Our cities, for many are places of violence and inequality; where the purpose of economy seems to serve the few at the expense of the many.
But here is a city where healing and harmony flows through the streets from the throne. So where is the source of the river? The source is the very Throne of God. It is the place of meekness and majesty; the place of sacrifice and service.
Finding a connection: It is on occasions like that our eyes are lifted towards things that are beyond the material; to that which is spiritual and enriching; to reflect upon the healing nature of service through sacrifice. We come here to this magnificent Cathedral to be inspired; to be renewed; we come to give thanks for the heritage and gift that Elizabeth, our Queen, has offered us, in the example of “a life lived in sacrifice to God and the communities of Commonwealth and Nation.” We have come to think of the things that, in the words of Apostle Paul: are noble, true and praiseworthy; to change our cities into communities of “Jubilee Hope.”
Now what of the River: So what of this river that flows from the throne in the middle of the street of the great city? Well the Psalmist reminds us “there is a river that makes glad the city of God.” All cities have their rivers.
There is no city that could be prouder of its river than Glasgow. The Clyde has been the source of wealth and life for the inhabitants of this great city from the days of St Mungo to our present time.
In this river some of the first Christians in Glasgow were baptised; in this river some of the great ships that have touched a thousand ports have been launched; this river has brought great joy.
Here in this text we are connecting with the source of joy in the City of God. The source of joy is the values that flow out of the river into the lives of the people. The psalmist speaks of justice flowing like a river and righteousness like an ever flowing stream. It is such qualities of life that make glad the people of God.
Summary: As we celebrate this, Her Majesty’s Diamond Jubilee, perhaps we might let the wisdom from the “most valuable book in the world” speak to our hearts, by allowing the Lamb upon the throne to speak of the forgiveness of sins and the joy of service.
By allowing the Old Testament concept of Jubilee speak to us in making justice for the poor a hallmark of our Nation.
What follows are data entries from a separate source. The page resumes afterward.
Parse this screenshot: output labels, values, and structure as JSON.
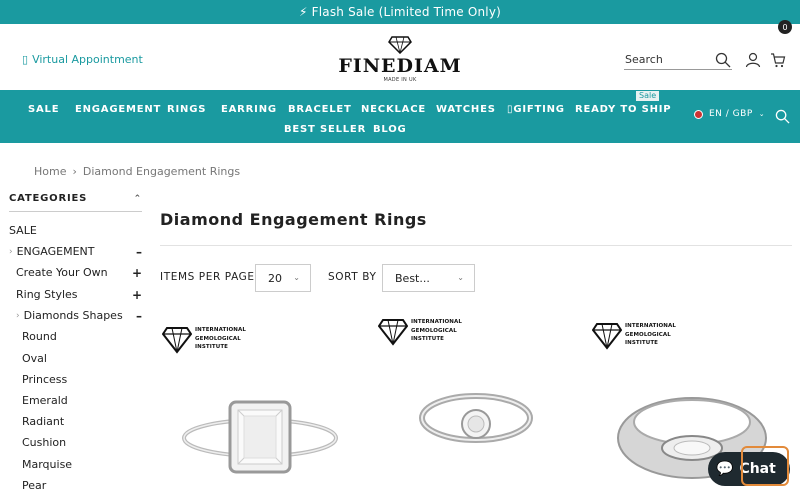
{
  "announcement": "⚡ Flash Sale (Limited Time Only)",
  "header": {
    "appointment_label": "Virtual Appointment",
    "logo_name": "FINEDIAM",
    "logo_sub": "MADE IN UK",
    "search_placeholder": "Search",
    "cart_count": "0"
  },
  "nav": {
    "items": [
      "SALE",
      "ENGAGEMENT",
      "RINGS",
      "EARRING",
      "BRACELET",
      "NECKLACE",
      "WATCHES",
      "GIFTING",
      "READY TO SHIP",
      "BEST SELLER",
      "BLOG"
    ],
    "sale_badge": "Sale",
    "language": "EN / GBP"
  },
  "breadcrumb": {
    "home": "Home",
    "sep": "›",
    "current": "Diamond Engagement Rings"
  },
  "sidebar": {
    "title": "CATEGORIES",
    "items": [
      {
        "label": "SALE",
        "sign": ""
      },
      {
        "label": "ENGAGEMENT",
        "sign": "–"
      },
      {
        "label": "Create Your Own",
        "sign": "+"
      },
      {
        "label": "Ring Styles",
        "sign": "+"
      },
      {
        "label": "Diamonds Shapes",
        "sign": "–"
      },
      {
        "label": "Round",
        "sign": ""
      },
      {
        "label": "Oval",
        "sign": ""
      },
      {
        "label": "Princess",
        "sign": ""
      },
      {
        "label": "Emerald",
        "sign": ""
      },
      {
        "label": "Radiant",
        "sign": ""
      },
      {
        "label": "Cushion",
        "sign": ""
      },
      {
        "label": "Marquise",
        "sign": ""
      },
      {
        "label": "Pear",
        "sign": ""
      }
    ]
  },
  "main": {
    "title": "Diamond Engagement Rings",
    "items_per_page_label": "ITEMS PER PAGE",
    "items_per_page_value": "20",
    "sort_by_label": "SORT BY",
    "sort_by_value": "Best..."
  },
  "igi": {
    "line1": "INTERNATIONAL",
    "line2": "GEMOLOGICAL",
    "line3": "INSTITUTE"
  },
  "chat": {
    "label": "Chat"
  },
  "colors": {
    "accent": "#1a9aa0",
    "dark": "#1f2a30"
  }
}
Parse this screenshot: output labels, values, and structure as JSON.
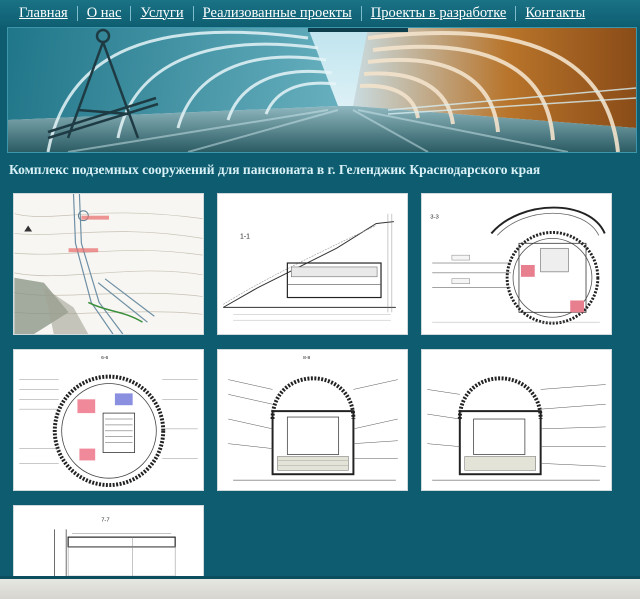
{
  "nav": {
    "items": [
      {
        "label": "Главная"
      },
      {
        "label": "О нас"
      },
      {
        "label": "Услуги"
      },
      {
        "label": "Реализованные проекты"
      },
      {
        "label": "Проекты в разработке"
      },
      {
        "label": "Контакты"
      }
    ]
  },
  "page": {
    "title": "Комплекс подземных сооружений для пансионата в г. Геленджик Краснодарского края"
  },
  "gallery": {
    "captions": [
      "1-1",
      "3-3",
      "6-6",
      "8-8",
      "7-7"
    ]
  },
  "colors": {
    "background": "#0d5c6f",
    "nav_bg": "#1a7285",
    "title_text": "#d8f1f7",
    "thumb_bg": "#ffffff"
  }
}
In doing such things may this become the greatest lasting tribute to a Godly Monarch and her Throne.